Someone came up with the fantastic suggestion when I was leaving Newcastle in July, that before I say goodbye to the city I should document what have become my favourite and fondest places over the last three years. I thought this was a wonderful idea, especially given how cities change and evolve over time, how interiors get renovated, or places close down. I might come back some day and not be able to go to my favourite little wine bar! I therefore felt taking a few documentary photos was the perfect way to remember the good times. I’ve had them on my hard drive for a while, but it wasn’t until I revisted the city yesterday that I remembered I’d taken them. I was just visiting for the day to work with the Newbridge and Newcastle-based artist Rosie Morris for her upcoming exhibition at The Laing Art Gallery (preview Friday 30th September, 5-7pm with a live performance at 6pm). It was a fantastic today and I am very excited to be a part of her work (more on this next week or on The Laing Gallery’s website, click here to view).

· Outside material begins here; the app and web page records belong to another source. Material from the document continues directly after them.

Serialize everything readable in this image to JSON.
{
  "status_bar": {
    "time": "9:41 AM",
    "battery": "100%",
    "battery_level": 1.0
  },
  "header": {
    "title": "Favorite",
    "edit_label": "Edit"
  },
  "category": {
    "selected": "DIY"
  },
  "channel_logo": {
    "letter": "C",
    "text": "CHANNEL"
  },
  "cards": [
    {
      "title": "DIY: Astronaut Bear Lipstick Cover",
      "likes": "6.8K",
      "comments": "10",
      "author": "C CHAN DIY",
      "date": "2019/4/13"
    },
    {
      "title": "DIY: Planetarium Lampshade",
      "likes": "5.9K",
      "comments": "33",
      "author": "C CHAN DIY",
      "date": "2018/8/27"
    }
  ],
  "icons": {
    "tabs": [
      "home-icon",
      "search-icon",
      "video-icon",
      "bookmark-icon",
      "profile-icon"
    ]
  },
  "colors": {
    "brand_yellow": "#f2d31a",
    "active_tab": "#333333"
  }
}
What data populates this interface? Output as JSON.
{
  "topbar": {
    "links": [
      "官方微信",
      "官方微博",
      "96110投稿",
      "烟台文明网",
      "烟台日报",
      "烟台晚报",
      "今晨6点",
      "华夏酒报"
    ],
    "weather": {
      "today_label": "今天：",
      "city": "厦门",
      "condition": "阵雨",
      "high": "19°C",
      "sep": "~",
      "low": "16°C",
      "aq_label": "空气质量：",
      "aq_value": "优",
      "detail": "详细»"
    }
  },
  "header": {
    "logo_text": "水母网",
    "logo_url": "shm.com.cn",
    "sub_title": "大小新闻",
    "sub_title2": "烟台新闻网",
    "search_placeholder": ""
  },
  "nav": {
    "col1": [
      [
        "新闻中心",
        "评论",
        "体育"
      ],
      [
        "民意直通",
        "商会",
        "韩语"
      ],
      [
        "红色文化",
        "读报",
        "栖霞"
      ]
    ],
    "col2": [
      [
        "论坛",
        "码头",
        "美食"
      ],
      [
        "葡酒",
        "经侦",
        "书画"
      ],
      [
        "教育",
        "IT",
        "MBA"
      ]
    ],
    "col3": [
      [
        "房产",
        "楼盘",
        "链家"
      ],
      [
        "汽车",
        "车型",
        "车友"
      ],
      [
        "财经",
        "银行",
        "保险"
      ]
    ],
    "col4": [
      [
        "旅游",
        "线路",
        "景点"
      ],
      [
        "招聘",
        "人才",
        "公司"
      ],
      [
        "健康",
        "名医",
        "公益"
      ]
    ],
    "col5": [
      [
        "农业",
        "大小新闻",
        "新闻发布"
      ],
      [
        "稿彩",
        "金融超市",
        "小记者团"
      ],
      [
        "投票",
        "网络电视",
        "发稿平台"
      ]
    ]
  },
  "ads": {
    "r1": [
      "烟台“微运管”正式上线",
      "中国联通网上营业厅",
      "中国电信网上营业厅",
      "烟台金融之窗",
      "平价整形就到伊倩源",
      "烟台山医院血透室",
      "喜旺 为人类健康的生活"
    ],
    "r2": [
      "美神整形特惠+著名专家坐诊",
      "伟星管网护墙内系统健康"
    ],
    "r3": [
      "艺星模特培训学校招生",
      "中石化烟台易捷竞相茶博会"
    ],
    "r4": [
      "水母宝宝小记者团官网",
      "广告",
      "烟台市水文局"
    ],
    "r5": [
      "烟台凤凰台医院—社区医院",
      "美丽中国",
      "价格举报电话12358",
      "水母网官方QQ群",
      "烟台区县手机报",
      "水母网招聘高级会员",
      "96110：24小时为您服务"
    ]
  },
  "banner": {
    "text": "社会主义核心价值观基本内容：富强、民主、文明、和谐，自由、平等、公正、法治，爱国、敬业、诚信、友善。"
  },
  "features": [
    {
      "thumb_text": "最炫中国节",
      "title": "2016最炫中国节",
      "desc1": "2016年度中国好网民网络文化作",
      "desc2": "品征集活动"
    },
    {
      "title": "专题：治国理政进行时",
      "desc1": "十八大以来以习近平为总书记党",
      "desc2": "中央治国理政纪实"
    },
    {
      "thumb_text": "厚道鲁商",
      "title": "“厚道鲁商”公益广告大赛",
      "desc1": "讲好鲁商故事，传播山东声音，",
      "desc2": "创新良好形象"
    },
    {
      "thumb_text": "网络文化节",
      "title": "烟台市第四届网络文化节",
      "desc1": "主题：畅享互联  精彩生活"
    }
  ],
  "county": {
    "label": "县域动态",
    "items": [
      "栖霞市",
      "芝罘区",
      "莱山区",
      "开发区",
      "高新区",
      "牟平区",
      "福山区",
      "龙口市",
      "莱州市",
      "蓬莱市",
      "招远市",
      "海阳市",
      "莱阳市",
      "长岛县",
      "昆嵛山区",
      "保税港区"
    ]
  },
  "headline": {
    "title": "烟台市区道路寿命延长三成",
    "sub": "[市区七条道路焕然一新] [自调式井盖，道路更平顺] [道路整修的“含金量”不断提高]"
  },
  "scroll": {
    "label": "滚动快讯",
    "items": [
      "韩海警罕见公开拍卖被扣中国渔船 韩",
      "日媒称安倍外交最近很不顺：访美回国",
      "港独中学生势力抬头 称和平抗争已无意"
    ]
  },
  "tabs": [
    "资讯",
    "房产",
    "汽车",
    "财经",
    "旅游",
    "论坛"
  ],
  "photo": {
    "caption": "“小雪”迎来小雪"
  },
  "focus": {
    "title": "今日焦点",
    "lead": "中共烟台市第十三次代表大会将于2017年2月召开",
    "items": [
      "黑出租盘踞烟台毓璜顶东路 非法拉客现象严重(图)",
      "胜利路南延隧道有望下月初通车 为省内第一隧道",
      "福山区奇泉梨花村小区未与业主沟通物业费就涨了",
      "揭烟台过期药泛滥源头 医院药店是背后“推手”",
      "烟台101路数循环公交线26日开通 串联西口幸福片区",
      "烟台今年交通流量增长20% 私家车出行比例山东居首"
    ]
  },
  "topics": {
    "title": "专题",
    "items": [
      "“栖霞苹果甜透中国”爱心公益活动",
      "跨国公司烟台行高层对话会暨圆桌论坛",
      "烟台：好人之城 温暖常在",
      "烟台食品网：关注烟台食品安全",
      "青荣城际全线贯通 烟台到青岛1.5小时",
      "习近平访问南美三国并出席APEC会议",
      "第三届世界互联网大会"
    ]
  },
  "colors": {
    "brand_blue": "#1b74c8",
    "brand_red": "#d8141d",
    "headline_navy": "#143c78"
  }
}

I only realised yesterday however, how lacking my photographic documentation of Newcastle is. I’ve got the Quayside and it’s pubs – the beautiful river front, all of which I frequented often, The Baltic Centre for Contemporary Art (sometimes I kick myself for not keeping track of how many visits I paid there, just for the sake of curiosity!) Grainger Market where I bought all my fruit and vegetables (how I miss it!) Flares, the cheesiest club you will ever enter, but always with the gurantee of a good night! Blakes, one of my favourite cafes, mainly because you can get the yummiest breakfast served as late as 2pm (never miss your breakfast!)
However, I now realise I’ve only really captured the exteriors. The buildings and architecture are of course beautiful, but the interiors are what I want to remember more. I want to remember the dim light of the pub where I was laughing madly with my friends, I want to remember the coffee shop where I had to take my shoes off, I want to remember the chandelier of spoons that hangs in Quilliam Brothers tea house. I suppose, if you have read my previous posts, I am contradicting myself. In the previous statements I mentioned the lack of necessity with imagery, how words can satisfy and be enough. However, in nostalgic projects like these and in the act of remembering, I am definitely a visual person. I feel another few trips down to Newcastle may be needed, for me to complete my collection of memories.